And let’s be in no doubt as to the scale of our habit. In the UK, 47 percent of adults use social media every day. Across the world, 2 billion people use smartphones, 1.5 billion people use Facebook alone and 60 million new photos are posted to Instagram every day. According to the most recent GlobalWebIndex report, we spend a global average of almost two hours a day on social and messaging networks. And while we do so, we are messing with our social interactions, our sleep and our problem solving abilities (why remember anything when Google always has the answer?). And if, as Alter contends, addiction is produced largely by environment and circumstance, we are at a point in human history when both are more conducive to addiction than anything we’ve experienced before.

Click, refresh, click, refresh. Our susceptibility to goal-setting and feedback – numbers of steps taken as tracked by our fitness gadgets, number of “friends” – these achievements give us a high we strive to emulate or improve. As Alter writes: “where substance addictions are nakedly destructive, many behavioural addictions are quietly destructive acts wrapped in cloaks of creation. The illusion of progress will sustain you as you achieve high scores or acquire more followers or spend more time at work, and so you’ll struggle ever harder to shake the need to continue.”

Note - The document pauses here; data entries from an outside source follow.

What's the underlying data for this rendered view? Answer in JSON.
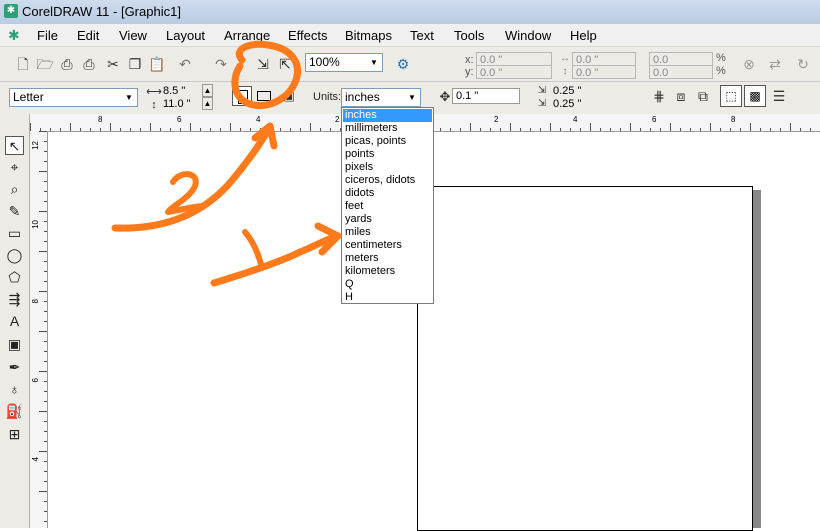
{
  "window": {
    "title": "CorelDRAW 11 - [Graphic1]"
  },
  "menu": [
    "File",
    "Edit",
    "View",
    "Layout",
    "Arrange",
    "Effects",
    "Bitmaps",
    "Text",
    "Tools",
    "Window",
    "Help"
  ],
  "toolbar": {
    "zoom": "100%",
    "pos_x_label": "x:",
    "pos_x": "0.0 \"",
    "pos_y_label": "y:",
    "pos_y": "0.0 \"",
    "size_w": "0.0 \"",
    "size_h": "0.0 \"",
    "scale_w": "0.0",
    "scale_h": "0.0",
    "pct": "%"
  },
  "property_bar": {
    "paper_size": "Letter",
    "page_width": "8.5 \"",
    "page_height": "11.0 \"",
    "units_label": "Units:",
    "units_value": "inches",
    "nudge": "0.1 \"",
    "dup_x": "0.25 \"",
    "dup_y": "0.25 \""
  },
  "units_dropdown": {
    "options": [
      "inches",
      "millimeters",
      "picas, points",
      "points",
      "pixels",
      "ciceros, didots",
      "didots",
      "feet",
      "yards",
      "miles",
      "centimeters",
      "meters",
      "kilometers",
      "Q",
      "H"
    ],
    "selected": "inches"
  },
  "ruler": {
    "top_labels": [
      "8",
      "6",
      "4",
      "2",
      "2",
      "4",
      "6",
      "8"
    ],
    "left_labels": [
      "12",
      "10",
      "8",
      "6",
      "4"
    ]
  },
  "annotations": {
    "label_1": "1",
    "label_2": "2",
    "color": "#ff7a1a"
  },
  "colors": {
    "selection": "#3399ff",
    "titlebar": "#c4d4ea",
    "annotation": "#ff7a1a"
  }
}
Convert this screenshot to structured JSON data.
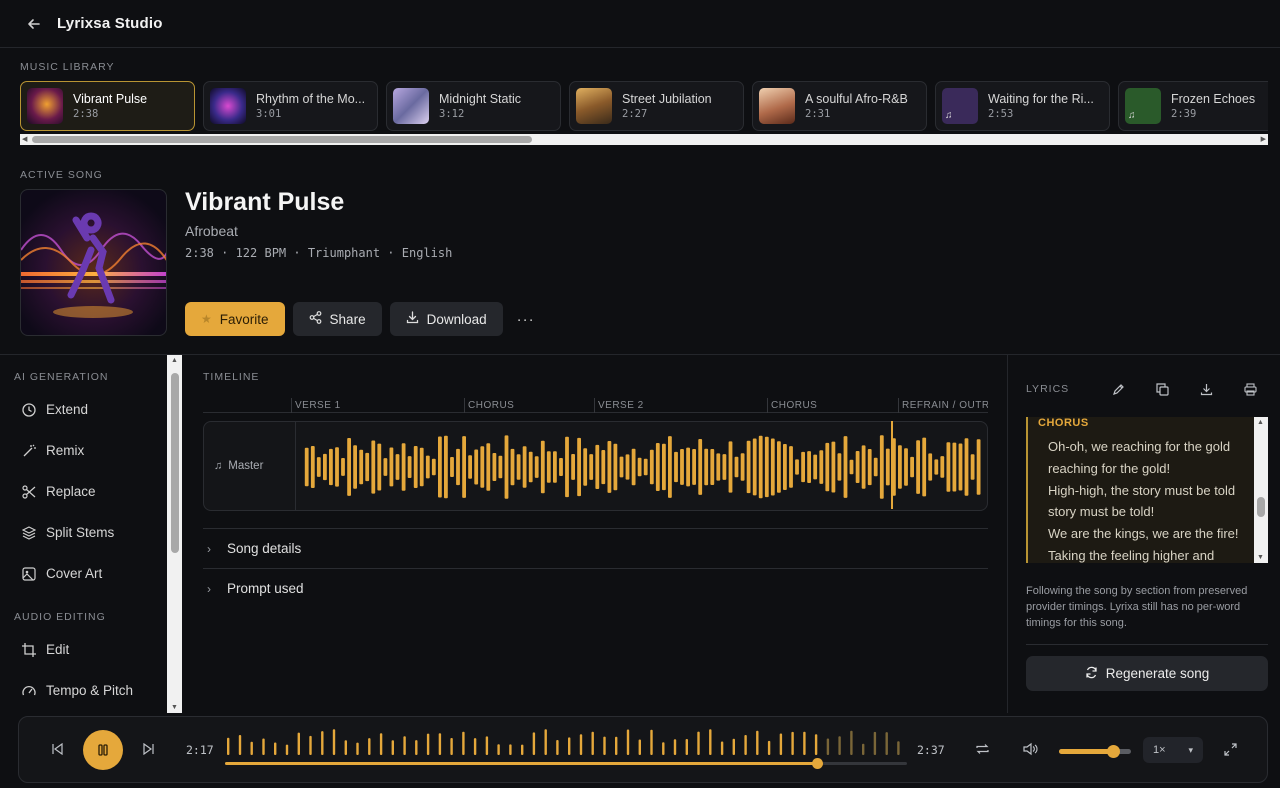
{
  "header": {
    "title": "Lyrixsa Studio"
  },
  "library": {
    "label": "MUSIC LIBRARY",
    "items": [
      {
        "title": "Vibrant Pulse",
        "duration": "2:38",
        "active": true
      },
      {
        "title": "Rhythm of the Mo...",
        "duration": "3:01"
      },
      {
        "title": "Midnight Static",
        "duration": "3:12"
      },
      {
        "title": "Street Jubilation",
        "duration": "2:27"
      },
      {
        "title": "A soulful Afro-R&B",
        "duration": "2:31"
      },
      {
        "title": "Waiting for the Ri...",
        "duration": "2:53"
      },
      {
        "title": "Frozen Echoes",
        "duration": "2:39"
      }
    ]
  },
  "active_song": {
    "label": "ACTIVE SONG",
    "title": "Vibrant Pulse",
    "genre": "Afrobeat",
    "meta": "2:38 · 122 BPM · Triumphant · English",
    "actions": {
      "favorite": "Favorite",
      "share": "Share",
      "download": "Download",
      "more": "···"
    }
  },
  "sidebar": {
    "ai_label": "AI GENERATION",
    "ai_items": [
      "Extend",
      "Remix",
      "Replace",
      "Split Stems",
      "Cover Art"
    ],
    "audio_label": "AUDIO EDITING",
    "audio_items": [
      "Edit",
      "Tempo & Pitch"
    ]
  },
  "timeline": {
    "label": "TIMELINE",
    "sections": [
      "VERSE 1",
      "CHORUS",
      "VERSE 2",
      "CHORUS",
      "REFRAIN / OUTRO"
    ],
    "track_name": "Master",
    "expanders": [
      "Song details",
      "Prompt used"
    ]
  },
  "lyrics": {
    "label": "LYRICS",
    "section": "CHORUS",
    "lines": [
      "Oh-oh, we reaching for the gold",
      "reaching for the gold!",
      "High-high, the story must be told",
      "story must be told!",
      "We are the kings, we are the fire!",
      "Taking the feeling higher and"
    ],
    "note": "Following the song by section from preserved provider timings. Lyrixa still has no per-word timings for this song.",
    "regenerate": "Regenerate song"
  },
  "player": {
    "current_time": "2:17",
    "total_time": "2:37",
    "progress": 0.868,
    "volume": 0.75,
    "speed": "1×"
  },
  "colors": {
    "accent": "#e5a83b",
    "background": "#0e0f12"
  }
}
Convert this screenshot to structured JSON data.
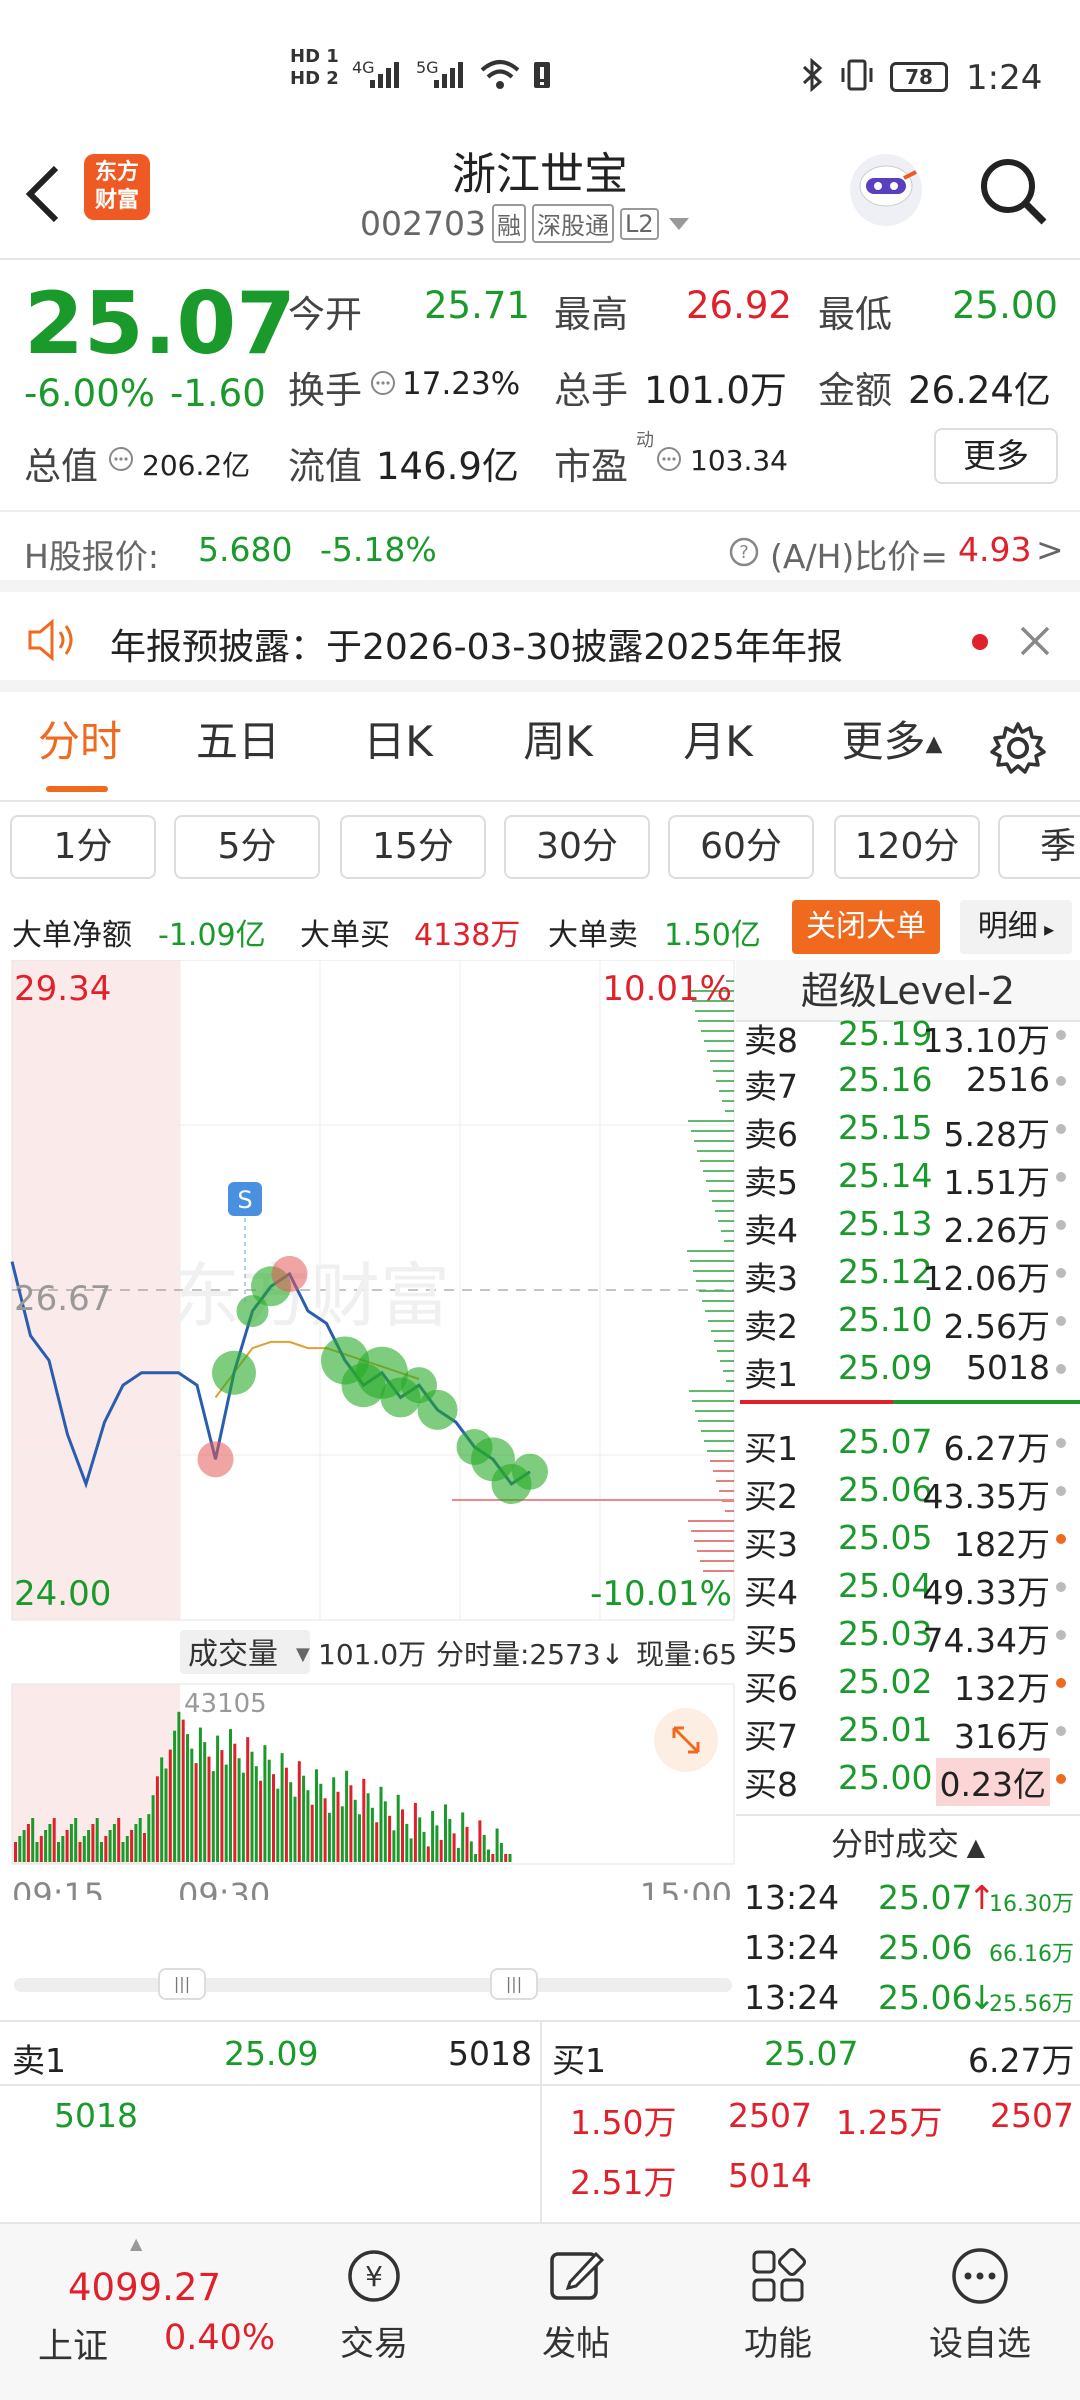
{
  "status": {
    "hd1": "HD 1",
    "hd2": "HD 2",
    "net1": "4G",
    "net2": "5G",
    "battery": "78",
    "time": "1:24"
  },
  "header": {
    "logo_line1": "东方",
    "logo_line2": "财富",
    "stock_name": "浙江世宝",
    "stock_code": "002703",
    "tag_margin": "融",
    "tag_connect": "深股通",
    "tag_level": "L2"
  },
  "quote": {
    "price": "25.07",
    "change_pct": "-6.00%",
    "change": "-1.60",
    "open_label": "今开",
    "open": "25.71",
    "high_label": "最高",
    "high": "26.92",
    "low_label": "最低",
    "low": "25.00",
    "turnover_label": "换手",
    "turnover": "17.23%",
    "volume_label": "总手",
    "volume": "101.0万",
    "amount_label": "金额",
    "amount": "26.24亿",
    "mktcap_label": "总值",
    "mktcap": "206.2亿",
    "float_label": "流值",
    "float": "146.9亿",
    "pe_label": "市盈",
    "pe_sup": "动",
    "pe": "103.34",
    "more_button": "更多"
  },
  "hshare": {
    "label": "H股报价:",
    "price": "5.680",
    "change_pct": "-5.18%",
    "ah_label": "(A/H)比价=",
    "ah_value": "4.93",
    "arrow": ">"
  },
  "notice": {
    "text": "年报预披露：于2026-03-30披露2025年年报"
  },
  "tabs": [
    "分时",
    "五日",
    "日K",
    "周K",
    "月K",
    "更多"
  ],
  "periods": [
    "1分",
    "5分",
    "15分",
    "30分",
    "60分",
    "120分",
    "季"
  ],
  "bigorder": {
    "net_label": "大单净额",
    "net": "-1.09亿",
    "buy_label": "大单买",
    "buy": "4138万",
    "sell_label": "大单卖",
    "sell": "1.50亿",
    "close_button": "关闭大单",
    "detail_button": "明细"
  },
  "chart": {
    "price_top": "29.34",
    "price_bottom": "24.00",
    "price_prev": "26.67",
    "pct_top": "10.01%",
    "pct_bottom": "-10.01%",
    "signal": "S",
    "watermark": "东方财富",
    "vol_label": "成交量",
    "vol_total": "101.0万",
    "vol_tick": "分时量:2573↓",
    "vol_now": "现量:65",
    "vol_max": "43105",
    "time_start": "09:15",
    "time_mid": "09:30",
    "time_end": "15:00",
    "colors": {
      "up": "#e0202a",
      "down": "#1a9a2a",
      "line": "#2a5db0",
      "avg": "#e0a030"
    }
  },
  "chart_data": {
    "type": "line",
    "x_range": [
      "09:15",
      "15:00"
    ],
    "ylim": [
      24.0,
      29.34
    ],
    "prev_close": 26.67,
    "series": [
      {
        "values": [
          26.9,
          26.3,
          26.1,
          25.5,
          25.1,
          25.6,
          25.9,
          26.0,
          26.0,
          26.0,
          25.9,
          25.3,
          26.0,
          26.5,
          26.7,
          26.8,
          26.5,
          26.4,
          26.1,
          25.9,
          26.0,
          25.8,
          25.9,
          25.7,
          25.6,
          25.4,
          25.3,
          25.1,
          25.2
        ]
      },
      {
        "values": [
          null,
          null,
          null,
          null,
          null,
          null,
          null,
          null,
          null,
          null,
          null,
          25.8,
          26.0,
          26.2,
          26.25,
          26.25,
          26.2,
          26.2,
          26.15,
          26.1,
          26.05,
          26.0,
          25.95
        ]
      }
    ]
  },
  "orderbook": {
    "title": "超级Level-2",
    "asks": [
      {
        "label": "卖8",
        "price": "25.19",
        "vol": "13.10万"
      },
      {
        "label": "卖7",
        "price": "25.16",
        "vol": "2516"
      },
      {
        "label": "卖6",
        "price": "25.15",
        "vol": "5.28万"
      },
      {
        "label": "卖5",
        "price": "25.14",
        "vol": "1.51万"
      },
      {
        "label": "卖4",
        "price": "25.13",
        "vol": "2.26万"
      },
      {
        "label": "卖3",
        "price": "25.12",
        "vol": "12.06万"
      },
      {
        "label": "卖2",
        "price": "25.10",
        "vol": "2.56万"
      },
      {
        "label": "卖1",
        "price": "25.09",
        "vol": "5018"
      }
    ],
    "bids": [
      {
        "label": "买1",
        "price": "25.07",
        "vol": "6.27万"
      },
      {
        "label": "买2",
        "price": "25.06",
        "vol": "43.35万"
      },
      {
        "label": "买3",
        "price": "25.05",
        "vol": "182万"
      },
      {
        "label": "买4",
        "price": "25.04",
        "vol": "49.33万"
      },
      {
        "label": "买5",
        "price": "25.03",
        "vol": "74.34万"
      },
      {
        "label": "买6",
        "price": "25.02",
        "vol": "132万"
      },
      {
        "label": "买7",
        "price": "25.01",
        "vol": "316万"
      },
      {
        "label": "买8",
        "price": "25.00",
        "vol": "0.23亿"
      }
    ],
    "ticks_title": "分时成交",
    "ticks": [
      {
        "time": "13:24",
        "price": "25.07",
        "arrow": "↑",
        "vol": "16.30万"
      },
      {
        "time": "13:24",
        "price": "25.06",
        "arrow": "",
        "vol": "66.16万"
      },
      {
        "time": "13:24",
        "price": "25.06",
        "arrow": "↓",
        "vol": "25.56万"
      }
    ]
  },
  "queue": {
    "sell_label": "卖1",
    "sell_price": "25.09",
    "sell_vol": "5018",
    "sell_items": [
      "5018"
    ],
    "buy_label": "买1",
    "buy_price": "25.07",
    "buy_vol": "6.27万",
    "buy_items": [
      "1.50万",
      "2507",
      "1.25万",
      "2507",
      "2.51万",
      "5014"
    ]
  },
  "bottomnav": {
    "index_value": "4099.27",
    "index_name": "上证",
    "index_pct": "0.40%",
    "items": [
      "交易",
      "发帖",
      "功能",
      "设自选"
    ]
  }
}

The argument here is that substance addictions and behavioural addictions are very similar, and whereas we know a lot about the havoc wreaked by the former, we’re much less clear about the latter. And there’s an additional problem, because when it comes to engagement with the online world abstinence is no longer a realistic option for most of us, since technology is omnipresent. Perhaps even more worryingly, these developments are still in their infancy and we have little idea of what their long-term impacts might be.

That’s not to say that Alter struggles to provide salutary warnings about what we’re risking. From the Japanese workers who, unable to switch off omnipresent technologies, succumb to karoshi – “death from overworking” – to the young people who flunk out to satisfy obsessions with online games such as World of Warcraft, to the less extreme but still insidious damage done to our ability to connect with each other socially and intimately, we are flirting with real dangers and they’re only increasing.

In the final section of the book, Alter turns his attention to potential solutions and attempts to strike a relatively positive tone. He espouses a prevention model – we must educate children in how to use these technologies safely rather than waiting until problematic behaviour is entrenched and then attempting to change it. And we must understand that technological advances need not be addictive but can be used for more benign purposes. “Our attitude to addictive experiences is largely cultural, and if our culture makes space for work-free, game-free, screen-free downtimes, we and our children will find it easier to resist the lure of behavioural addiction.” Sounds great, I just wish I knew how we might get there.

Claire Black is a Gestalt therapist, based in Edinburgh

Irresistible is published by The Bodley Head, £18.99